Opening May 22
Drama. Directed by July Jung.
Young-nam (Bae Doo-na), a pale-faced young woman, moves to a quiet, seemingly uneventful port town to take office as the head of a police substation there after being demoted from Seoul. All of her subordinates in the station are men, most of whom are older than her. On her way to her new house in the village, she runs into Yong-ha (Song Sae-byeok), the man who “runs the economy” of the town, who smiles derisively after learning that Young-nam is the new chief officer.
Mad Sad Bad (Korea)
Opened May 15
Fantasy, drama, horror. Directed by Ryu Seung-wan, Han Ji-seung and Kim Tae-yong.
A collaboration between three renowned Korean directors, “Mad Sad Bad” consists of three short films, each telling a different story.

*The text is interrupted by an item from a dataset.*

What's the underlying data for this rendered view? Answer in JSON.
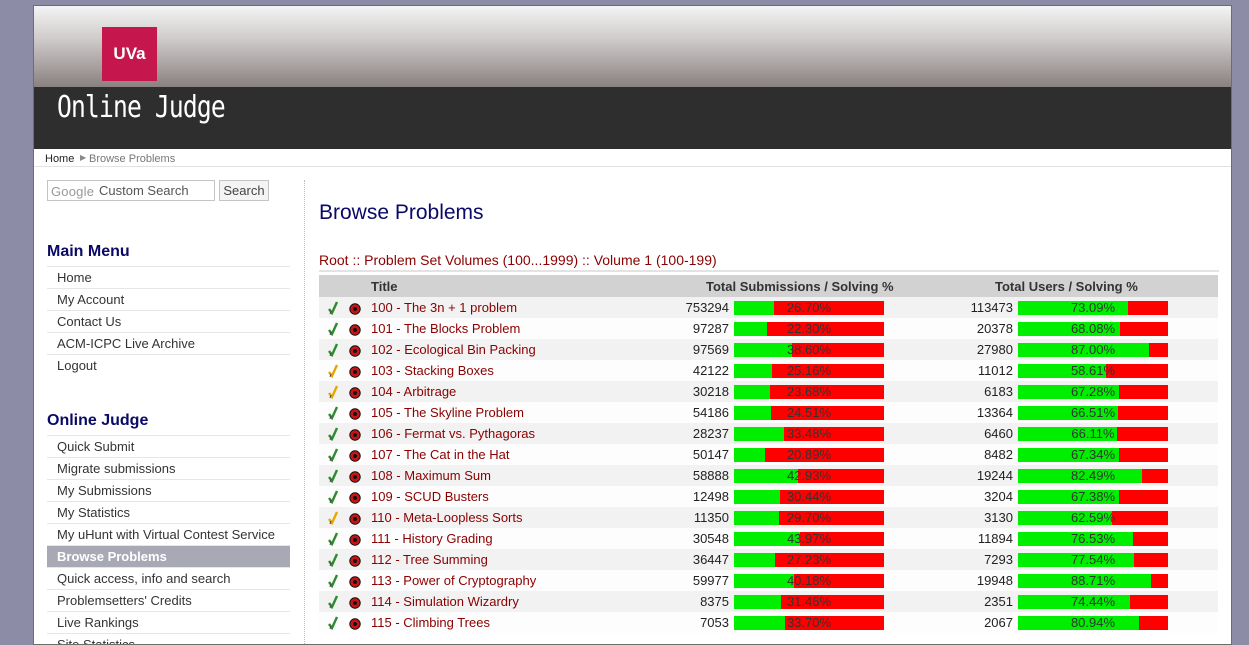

It starts off with “Ghost” by Ryu Seung-wan, which deals with a senseless murder by reckless teenagers based on a real-life case. The second is Han Ji-seung’s “I Saw You,” a romance between a zombie and a human. The last film, “Picnic” by Kim Tae-yong, is about a child and her relationship with her autistic younger brother. Prior to its theater release, “Mad Sad Bad” was screened as the opener of this year’s Jeonju International Film Festival.
The Fatal Encounter (Korea)
Opened April 30
Drama. Directed by Lee Jae-gyu.
In 18th-century Joseon, the nation’s young King Jeongjo spends every night training alone in the palace to prepare himself for possible attacks from his political opponents. When he was 10, his father, Crown Prince Sado, died of starvation in a wooden chest of rice in which his father and Jeongjo’s grandfather, King Yeongjo, ordered him to be confined. Growing up, Jeongjo was often stigmatized as the “son of the sinner” by those who accused Prince Sado of raping and killing people in the palace and organizing a political conspiracy against Yeongjo. In just his first year as king, Jeongjo survived seven assassination attempts. The film is inspired by Jeongyuyeokbyeon, one such attempt on the king’s life in 1777.
Opened April 24
Drama. Directed by Lee Yong-seung.
Ho-chan (Baek Jong-hwan) takes an internship at a state-run agency while dreaming of becoming a TV producer one day. He works hard as an intern, just as hard as full-time workers, volunteering to work overtime and even giving up his weekends to attend his senior colleague’s social gatherings. He feels conflicted when he is offered stable full-time work elsewhere, as he doesn’t know if the job is worth giving up his long-cherished dream to work in the TV industry.
My Father’s Emails (Korea)
Opened April 24
Documentary. Directed by Hong Jae-hee.
Filmmaker Hong Jae-hee’s personal documentary “My Father’s Emails” is about her late father, who sent her a total of 48 emails throughout the last year of his life. He shared his life story, from experiencing the Korean War (1950-1953) -- he was born and raised in Hwanghae Province, which now belongs to North Korea -- and the Vietnam War, up to what he saw during the 1988 Seoul Olympics. Hong’s father was estranged from his two daughters. Hong also interviews her older sister, who moved to the U.S. to get away from their father because, among other reasons, he suffered from alcoholism and was often physically abusive. The film is noted for its brave, nuanced depiction of a family’s history, which is inseparable from the modern history of the nation.